_EXERCISE:_
Write each line below back out exactly, omitting its pictures.

_ENTRIES PROVIDED:_
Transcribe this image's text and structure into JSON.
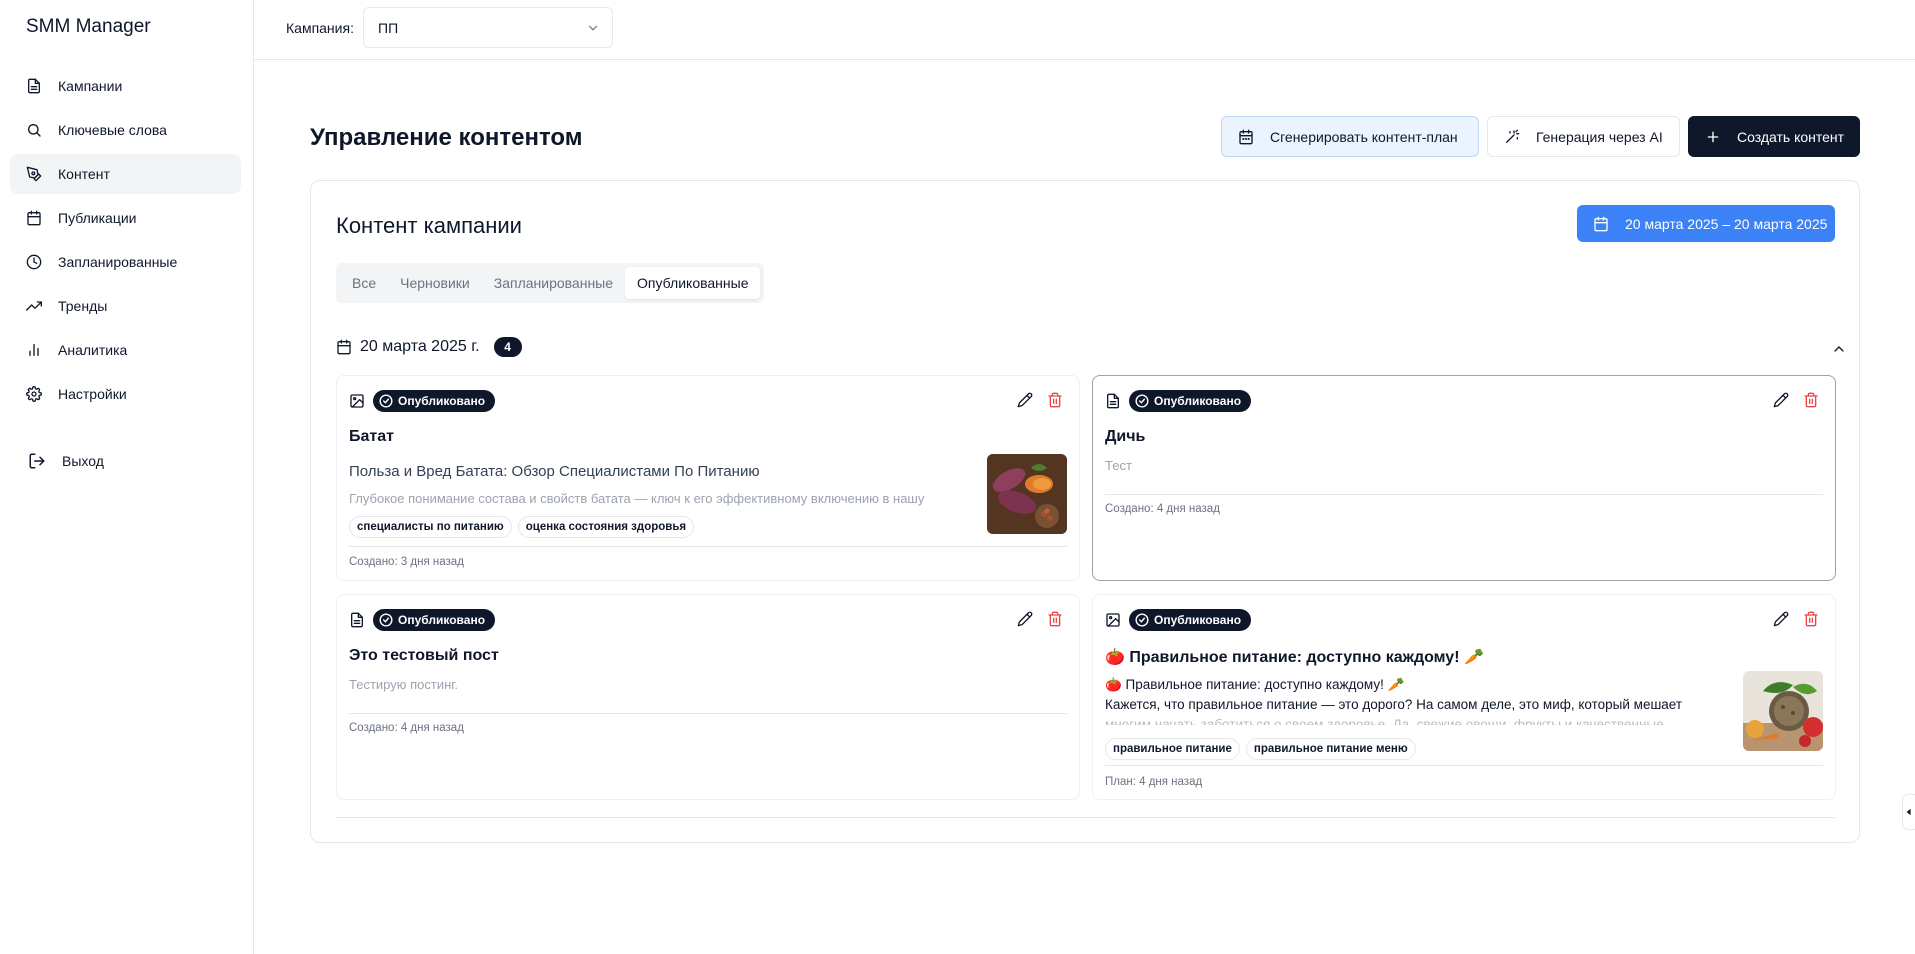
{
  "app": {
    "title": "SMM Manager"
  },
  "sidebar": {
    "items": [
      {
        "label": "Кампании",
        "icon": "file-text-icon"
      },
      {
        "label": "Ключевые слова",
        "icon": "search-icon"
      },
      {
        "label": "Контент",
        "icon": "pen-tool-icon",
        "active": true
      },
      {
        "label": "Публикации",
        "icon": "calendar-icon"
      },
      {
        "label": "Запланированные",
        "icon": "clock-icon"
      },
      {
        "label": "Тренды",
        "icon": "trending-up-icon"
      },
      {
        "label": "Аналитика",
        "icon": "bar-chart-icon"
      },
      {
        "label": "Настройки",
        "icon": "settings-icon"
      }
    ],
    "logout": "Выход"
  },
  "topbar": {
    "campaign_label": "Кампания:",
    "campaign_value": "ПП"
  },
  "header": {
    "title": "Управление контентом",
    "btn_plan": "Сгенерировать контент-план",
    "btn_ai": "Генерация через AI",
    "btn_create": "Создать контент"
  },
  "content": {
    "title": "Контент кампании",
    "date_range": "20 марта 2025 – 20 марта 2025",
    "tabs": [
      {
        "label": "Все"
      },
      {
        "label": "Черновики"
      },
      {
        "label": "Запланированные"
      },
      {
        "label": "Опубликованные",
        "active": true
      }
    ],
    "day": {
      "label": "20 марта 2025 г.",
      "count": "4"
    }
  },
  "posts": [
    {
      "type_icon": "image-icon",
      "status": "Опубликовано",
      "title": "Батат",
      "headline": "Польза и Вред Батата: Обзор Специалистами По Питанию",
      "text": "Глубокое понимание состава и свойств батата — ключ к его эффективному включению в нашу",
      "tags": [
        "специалисты по питанию",
        "оценка состояния здоровья"
      ],
      "meta": "Создано: 3 дня назад"
    },
    {
      "type_icon": "file-text-icon",
      "status": "Опубликовано",
      "title": "Дичь",
      "text": "Тест",
      "meta": "Создано: 4 дня назад"
    },
    {
      "type_icon": "file-text-icon",
      "status": "Опубликовано",
      "title": "Это тестовый пост",
      "text": "Тестирую постинг.",
      "meta": "Создано: 4 дня назад"
    },
    {
      "type_icon": "image-icon",
      "status": "Опубликовано",
      "title": "🍅 Правильное питание: доступно каждому! 🥕",
      "body_line1": "🍅 Правильное питание: доступно каждому! 🥕",
      "body_line2": "Кажется, что правильное питание — это дорого? На самом деле, это миф, который мешает",
      "body_line3": "многим начать заботиться о своем здоровье. Да, свежие овощи, фрукты и качественные",
      "tags": [
        "правильное питание",
        "правильное питание меню"
      ],
      "meta": "План: 4 дня назад"
    }
  ],
  "colors": {
    "primary": "#0f172a",
    "accent_blue": "#3b82f6",
    "danger": "#ef4444",
    "plan_btn_bg": "#eaf3fe"
  }
}
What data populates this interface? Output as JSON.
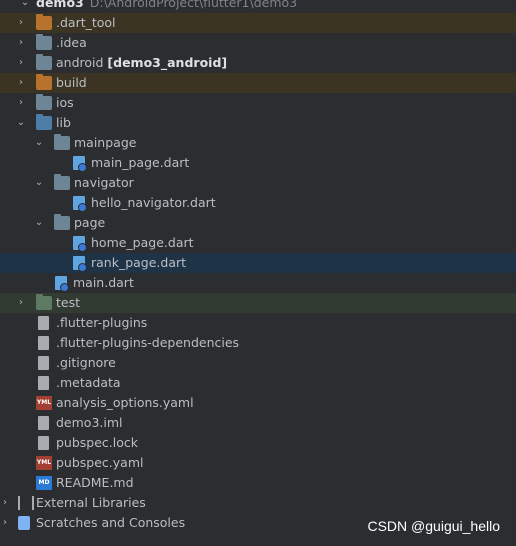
{
  "root": {
    "name": "demo3",
    "path": "D:\\AndroidProject\\flutter1\\demo3"
  },
  "items": [
    {
      "label": ".dart_tool"
    },
    {
      "label": ".idea"
    },
    {
      "label": "android",
      "extra": "[demo3_android]"
    },
    {
      "label": "build"
    },
    {
      "label": "ios"
    },
    {
      "label": "lib"
    },
    {
      "label": "mainpage"
    },
    {
      "label": "main_page.dart"
    },
    {
      "label": "navigator"
    },
    {
      "label": "hello_navigator.dart"
    },
    {
      "label": "page"
    },
    {
      "label": "home_page.dart"
    },
    {
      "label": "rank_page.dart"
    },
    {
      "label": "main.dart"
    },
    {
      "label": "test"
    },
    {
      "label": ".flutter-plugins"
    },
    {
      "label": ".flutter-plugins-dependencies"
    },
    {
      "label": ".gitignore"
    },
    {
      "label": ".metadata"
    },
    {
      "label": "analysis_options.yaml"
    },
    {
      "label": "demo3.iml"
    },
    {
      "label": "pubspec.lock"
    },
    {
      "label": "pubspec.yaml"
    },
    {
      "label": "README.md"
    },
    {
      "label": "External Libraries"
    },
    {
      "label": "Scratches and Consoles"
    }
  ],
  "icons": {
    "yaml_badge": "YML",
    "md_badge": "MD"
  },
  "watermark": "CSDN @guigui_hello"
}
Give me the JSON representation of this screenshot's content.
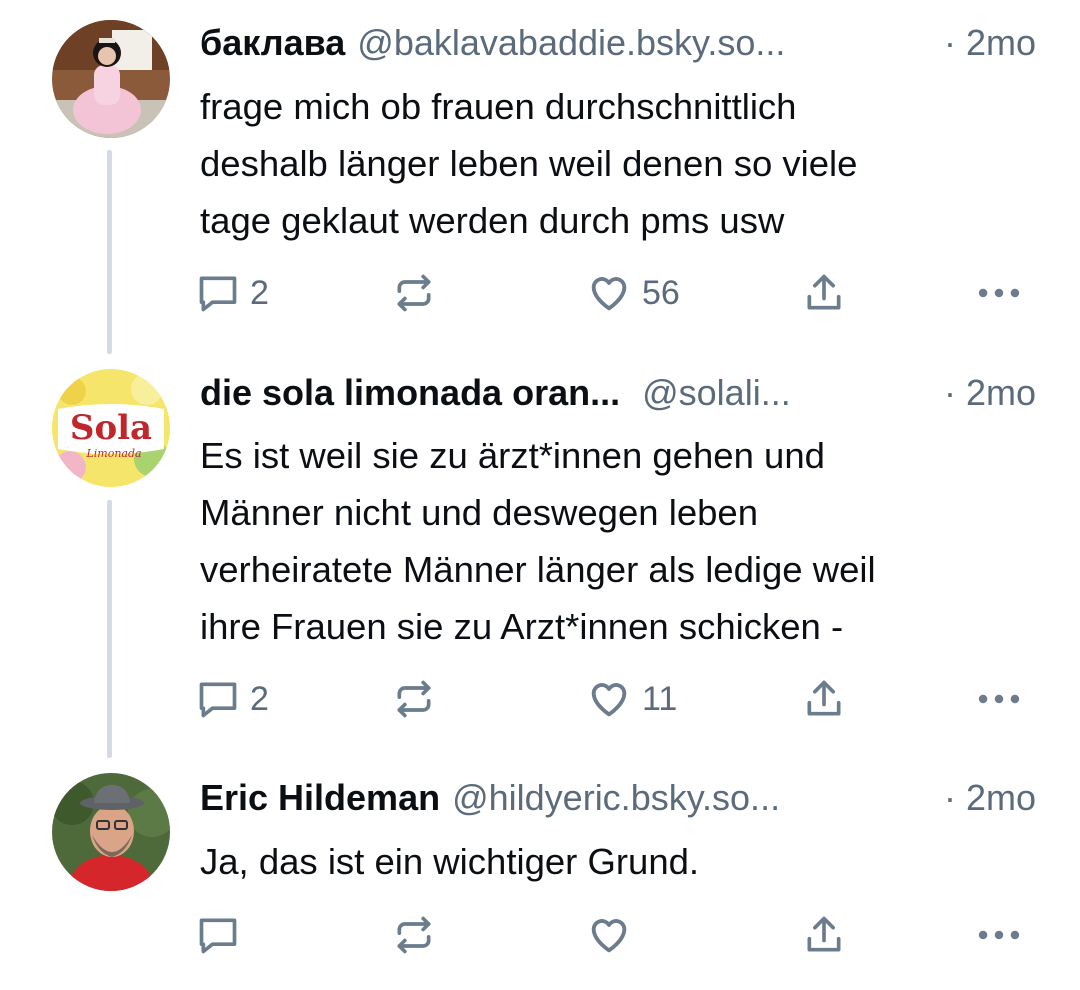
{
  "posts": [
    {
      "display_name": "баклава",
      "handle": "@baklavabaddie.bsky.so...",
      "time": "· 2mo",
      "text": "frage mich ob frauen durchschnittlich\ndeshalb länger leben weil denen so viele\ntage geklaut werden durch pms usw",
      "replies": "2",
      "reposts": "",
      "likes": "56"
    },
    {
      "display_name": "die sola limonada oran...",
      "handle": "@solali...",
      "time": "· 2mo",
      "text": "Es ist weil sie zu ärzt*innen gehen und\nMänner nicht und deswegen leben\nverheiratete Männer länger als ledige weil\nihre Frauen sie zu Arzt*innen schicken -",
      "replies": "2",
      "reposts": "",
      "likes": "11",
      "avatar_text": "Sola",
      "avatar_subtext": "Limonada"
    },
    {
      "display_name": "Eric Hildeman",
      "handle": "@hildyeric.bsky.so...",
      "time": "· 2mo",
      "text": "Ja, das ist ein wichtiger Grund.",
      "replies": "",
      "reposts": "",
      "likes": ""
    }
  ],
  "icons": {
    "reply": "reply-bubble-icon",
    "repost": "repost-arrows-icon",
    "like": "heart-icon",
    "share": "share-upload-icon",
    "more": "more-dots-icon"
  },
  "colors": {
    "text": "#0b0f14",
    "muted": "#5b6b7c",
    "icon": "#6b7c8d",
    "thread_line": "#d4dbe2"
  }
}
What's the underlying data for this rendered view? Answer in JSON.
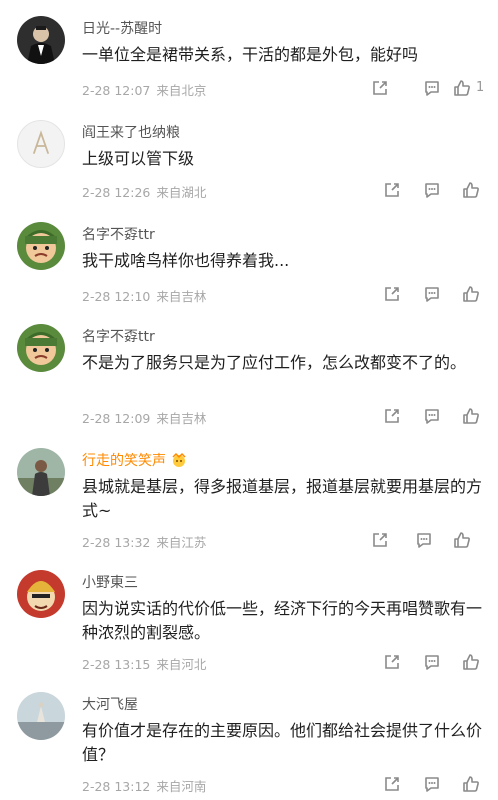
{
  "comments": [
    {
      "username": "日光--苏醒时",
      "text": "一单位全是裙带关系，干活的都是外包，能好吗",
      "time": "2-28 12:07",
      "location": "来自北京",
      "likes": "1",
      "avatar": "man-in-suit-avatar"
    },
    {
      "username": "阎王来了也纳粮",
      "text": "上级可以管下级",
      "time": "2-28 12:26",
      "location": "来自湖北",
      "likes": "",
      "avatar": "letter-a-avatar"
    },
    {
      "username": "名字不孬ttr",
      "text": "我干成啥鸟样你也得养着我...",
      "time": "2-28 12:10",
      "location": "来自吉林",
      "likes": "",
      "avatar": "soldier-cartoon-avatar"
    },
    {
      "username": "名字不孬ttr",
      "text": "不是为了服务只是为了应付工作，怎么改都变不了的。",
      "time": "2-28 12:09",
      "location": "来自吉林",
      "likes": "",
      "avatar": "soldier-cartoon-avatar"
    },
    {
      "username": "行走的笑笑声",
      "text": "县城就是基层，得多报道基层，报道基层就要用基层的方式~",
      "time": "2-28 13:32",
      "location": "来自江苏",
      "likes": "",
      "avatar": "person-photo-avatar"
    },
    {
      "username": "小野東三",
      "text": "因为说实话的代价低一些，经济下行的今天再唱赞歌有一种浓烈的割裂感。",
      "time": "2-28 13:15",
      "location": "来自河北",
      "likes": "",
      "avatar": "cartoon-face-avatar"
    },
    {
      "username": "大河飞屋",
      "text": "有价值才是存在的主要原因。他们都给社会提供了什么价值？",
      "time": "2-28 13:12",
      "location": "来自河南",
      "likes": "",
      "avatar": "landscape-avatar"
    }
  ],
  "colors": {
    "username_vip": "#ff8a00",
    "meta": "#a7a7a7",
    "icon": "#8a8a8a"
  }
}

_FINAL ANSWER:_
Transcribe this image's text and structure into JSON.
{
  "app": {
    "title": "SMM Manager"
  },
  "sidebar": {
    "items": [
      {
        "label": "Кампании",
        "icon": "file-text-icon"
      },
      {
        "label": "Ключевые слова",
        "icon": "search-icon"
      },
      {
        "label": "Контент",
        "icon": "pen-tool-icon",
        "active": true
      },
      {
        "label": "Публикации",
        "icon": "calendar-icon"
      },
      {
        "label": "Запланированные",
        "icon": "clock-icon"
      },
      {
        "label": "Тренды",
        "icon": "trending-up-icon"
      },
      {
        "label": "Аналитика",
        "icon": "bar-chart-icon"
      },
      {
        "label": "Настройки",
        "icon": "settings-icon"
      }
    ],
    "logout": "Выход"
  },
  "topbar": {
    "campaign_label": "Кампания:",
    "campaign_value": "ПП"
  },
  "header": {
    "title": "Управление контентом",
    "btn_plan": "Сгенерировать контент-план",
    "btn_ai": "Генерация через AI",
    "btn_create": "Создать контент"
  },
  "content": {
    "title": "Контент кампании",
    "date_range": "20 марта 2025 – 20 марта 2025",
    "tabs": [
      {
        "label": "Все"
      },
      {
        "label": "Черновики"
      },
      {
        "label": "Запланированные"
      },
      {
        "label": "Опубликованные",
        "active": true
      }
    ],
    "day": {
      "label": "20 марта 2025 г.",
      "count": "4"
    }
  },
  "posts": [
    {
      "type_icon": "image-icon",
      "status": "Опубликовано",
      "title": "Батат",
      "headline": "Польза и Вред Батата: Обзор Специалистами По Питанию",
      "text": "Глубокое понимание состава и свойств батата — ключ к его эффективному включению в нашу",
      "tags": [
        "специалисты по питанию",
        "оценка состояния здоровья"
      ],
      "meta": "Создано: 3 дня назад"
    },
    {
      "type_icon": "file-text-icon",
      "status": "Опубликовано",
      "title": "Дичь",
      "text": "Тест",
      "meta": "Создано: 4 дня назад"
    },
    {
      "type_icon": "file-text-icon",
      "status": "Опубликовано",
      "title": "Это тестовый пост",
      "text": "Тестирую постинг.",
      "meta": "Создано: 4 дня назад"
    },
    {
      "type_icon": "image-icon",
      "status": "Опубликовано",
      "title": "🍅 Правильное питание: доступно каждому! 🥕",
      "body_line1": "🍅 Правильное питание: доступно каждому! 🥕",
      "body_line2": "Кажется, что правильное питание — это дорого? На самом деле, это миф, который мешает",
      "body_line3": "многим начать заботиться о своем здоровье. Да, свежие овощи, фрукты и качественные",
      "tags": [
        "правильное питание",
        "правильное питание меню"
      ],
      "meta": "План: 4 дня назад"
    }
  ],
  "colors": {
    "primary": "#0f172a",
    "accent_blue": "#3b82f6",
    "danger": "#ef4444",
    "plan_btn_bg": "#eaf3fe"
  }
}
What data populates this interface? Output as JSON.
{
  "root": {
    "name": "demo3",
    "path": "D:\\AndroidProject\\flutter1\\demo3"
  },
  "items": [
    {
      "label": ".dart_tool"
    },
    {
      "label": ".idea"
    },
    {
      "label": "android",
      "extra": "[demo3_android]"
    },
    {
      "label": "build"
    },
    {
      "label": "ios"
    },
    {
      "label": "lib"
    },
    {
      "label": "mainpage"
    },
    {
      "label": "main_page.dart"
    },
    {
      "label": "navigator"
    },
    {
      "label": "hello_navigator.dart"
    },
    {
      "label": "page"
    },
    {
      "label": "home_page.dart"
    },
    {
      "label": "rank_page.dart"
    },
    {
      "label": "main.dart"
    },
    {
      "label": "test"
    },
    {
      "label": ".flutter-plugins"
    },
    {
      "label": ".flutter-plugins-dependencies"
    },
    {
      "label": ".gitignore"
    },
    {
      "label": ".metadata"
    },
    {
      "label": "analysis_options.yaml"
    },
    {
      "label": "demo3.iml"
    },
    {
      "label": "pubspec.lock"
    },
    {
      "label": "pubspec.yaml"
    },
    {
      "label": "README.md"
    },
    {
      "label": "External Libraries"
    },
    {
      "label": "Scratches and Consoles"
    }
  ],
  "icons": {
    "yaml_badge": "YML",
    "md_badge": "MD"
  },
  "watermark": "CSDN @guigui_hello"
}
Give me the JSON representation of this screenshot's content.
{
  "posts": [
    {
      "display_name": "баклава",
      "handle": "@baklavabaddie.bsky.so...",
      "time": "· 2mo",
      "text": "frage mich ob frauen durchschnittlich\ndeshalb länger leben weil denen so viele\ntage geklaut werden durch pms usw",
      "replies": "2",
      "reposts": "",
      "likes": "56"
    },
    {
      "display_name": "die sola limonada oran...",
      "handle": "@solali...",
      "time": "· 2mo",
      "text": "Es ist weil sie zu ärzt*innen gehen und\nMänner nicht und deswegen leben\nverheiratete Männer länger als ledige weil\nihre Frauen sie zu Arzt*innen schicken -",
      "replies": "2",
      "reposts": "",
      "likes": "11",
      "avatar_text": "Sola",
      "avatar_subtext": "Limonada"
    },
    {
      "display_name": "Eric Hildeman",
      "handle": "@hildyeric.bsky.so...",
      "time": "· 2mo",
      "text": "Ja, das ist ein wichtiger Grund.",
      "replies": "",
      "reposts": "",
      "likes": ""
    }
  ],
  "icons": {
    "reply": "reply-bubble-icon",
    "repost": "repost-arrows-icon",
    "like": "heart-icon",
    "share": "share-upload-icon",
    "more": "more-dots-icon"
  },
  "colors": {
    "text": "#0b0f14",
    "muted": "#5b6b7c",
    "icon": "#6b7c8d",
    "thread_line": "#d4dbe2"
  }
}
What's the underlying data for this rendered view? Answer in JSON.
{
  "comments": [
    {
      "username": "日光--苏醒时",
      "text": "一单位全是裙带关系，干活的都是外包，能好吗",
      "time": "2-28 12:07",
      "location": "来自北京",
      "likes": "1",
      "avatar": "man-in-suit-avatar"
    },
    {
      "username": "阎王来了也纳粮",
      "text": "上级可以管下级",
      "time": "2-28 12:26",
      "location": "来自湖北",
      "likes": "",
      "avatar": "letter-a-avatar"
    },
    {
      "username": "名字不孬ttr",
      "text": "我干成啥鸟样你也得养着我...",
      "time": "2-28 12:10",
      "location": "来自吉林",
      "likes": "",
      "avatar": "soldier-cartoon-avatar"
    },
    {
      "username": "名字不孬ttr",
      "text": "不是为了服务只是为了应付工作，怎么改都变不了的。",
      "time": "2-28 12:09",
      "location": "来自吉林",
      "likes": "",
      "avatar": "soldier-cartoon-avatar"
    },
    {
      "username": "行走的笑笑声",
      "text": "县城就是基层，得多报道基层，报道基层就要用基层的方式~",
      "time": "2-28 13:32",
      "location": "来自江苏",
      "likes": "",
      "avatar": "person-photo-avatar"
    },
    {
      "username": "小野東三",
      "text": "因为说实话的代价低一些，经济下行的今天再唱赞歌有一种浓烈的割裂感。",
      "time": "2-28 13:15",
      "location": "来自河北",
      "likes": "",
      "avatar": "cartoon-face-avatar"
    },
    {
      "username": "大河飞屋",
      "text": "有价值才是存在的主要原因。他们都给社会提供了什么价值？",
      "time": "2-28 13:12",
      "location": "来自河南",
      "likes": "",
      "avatar": "landscape-avatar"
    }
  ],
  "colors": {
    "username_vip": "#ff8a00",
    "meta": "#a7a7a7",
    "icon": "#8a8a8a"
  }
}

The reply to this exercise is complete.